“I never thought [QuestBridge] was something legitimate because they gave students full-ride [scholarships], and I didn’t want to be fooled,” Vera said. “I told my counselor about it at the beginning of this year, and we figured out that it’s an actual thing and that I should apply to it.”

Students must complete the competitive admissions process, which includes writing numerous essays and submitting transcripts, recommendations and extracurricular activities lists. If selected as a finalist, students rank their top 12 QuestBridge partner colleges and complete school-specific applications. If a college is interested in admitting the student, QuestBridge can match them with a scholarship. Vera matched with Northwestern University. 

Vera highlighted that students need to carve out time for college applications as QuestBridge can be time-consuming. 

“T​here are many short-answer questions and essays that you have to write,” Vera said. “So it’s really just about taking the time to fill out the application.”

However, in the end, the amount of work is incomparable to the end result. 

“I really encourage anyone who fits [QuestBridge’s] requirements to apply,” Vera said. “Even if you don’t mesh with a school, there are chances to receive a lot of financial aid for competitive schools. It’s really worth it.”

Use Your Resources

At times, college applications can feel like you are muddling through alone. However, Madison has many resources to support students. Throughout the year, Madison will host college planning nights for students and parents with information about applications and financial aid. 

“There are also programs in place in the fall of senior year to go over like the nitty gritty pieces of how you request your transcript and all of the nuts and bolts for the college process,” Otto said. 

Students also have online tools at their disposal, such as the Student Services Schoology, which has application checklists, transcript request forms and scholarship opportunities. Additionally, Otto sends a Student Services newsletter with information similar to the Schoology page, along with dates for college information sessions and visits. 

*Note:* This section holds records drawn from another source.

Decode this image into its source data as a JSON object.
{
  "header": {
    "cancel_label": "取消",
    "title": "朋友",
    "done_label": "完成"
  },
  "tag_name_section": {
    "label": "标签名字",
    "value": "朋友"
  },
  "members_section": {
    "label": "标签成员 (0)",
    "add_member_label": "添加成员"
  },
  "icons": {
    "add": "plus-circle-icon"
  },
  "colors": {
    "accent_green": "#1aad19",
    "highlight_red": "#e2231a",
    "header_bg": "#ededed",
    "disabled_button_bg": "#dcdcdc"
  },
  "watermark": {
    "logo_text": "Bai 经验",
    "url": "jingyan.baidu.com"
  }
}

For many students, teachers and counselors in the Madison community can be the best resource, Otto said. Peers can serve as support systems too. 

“My biggest resource that I used was my friends,” Mathis said. “Although some things were new to all of us, we were able to navigate them together.”

Focus on Yourself

Comparing yourself to others can be instinctive during college application season but avoiding this can save time and stress. 

“It’s really easy to compare yourself to your peers and their accomplishments,” Pesavento said. “At the end of the day, no one really knows why a specific person gets into a college over another person, so just try to relax and not compare yourself to others.”

Mathis reiterated the significance of focusing on your application process. As a first-generation college student, Mathis sometimes found herself feeling like she was not doing enough in comparison to her peers. 

“Everything I learned through seminars and articles I then had to explain to my mom in a way that made sense to someone new to the entire process,” Mathis said. “[First-generation college students] very easily can be behind people because [they] have to research more. That’s okay because each person does things differently.”

Remember: It Will All Be Okay!

College application season is a whirlwind, so there is one essential piece of advice to remember. 

“Breathe,” Otto said. “It’ll all work out. There is a place for everyone.”

Keeping faith can be easier said than done, especially considering the seemingly colossal amount of work needed to apply to college. 

“It’s hard because everyone [applying to college] is swimming through the waters right upstream,” Otto said. “Sometimes it feels like there is a fire hose spraying right at you because there’s so much information.”

Despite sleepless, work-filled nights, students will end up where they are meant to be. 

“This whole process is super stressful, so take a break sometimes and do things that make you happy to relieve it,” Pesavento said. “Believe in yourself throughout the entire process.”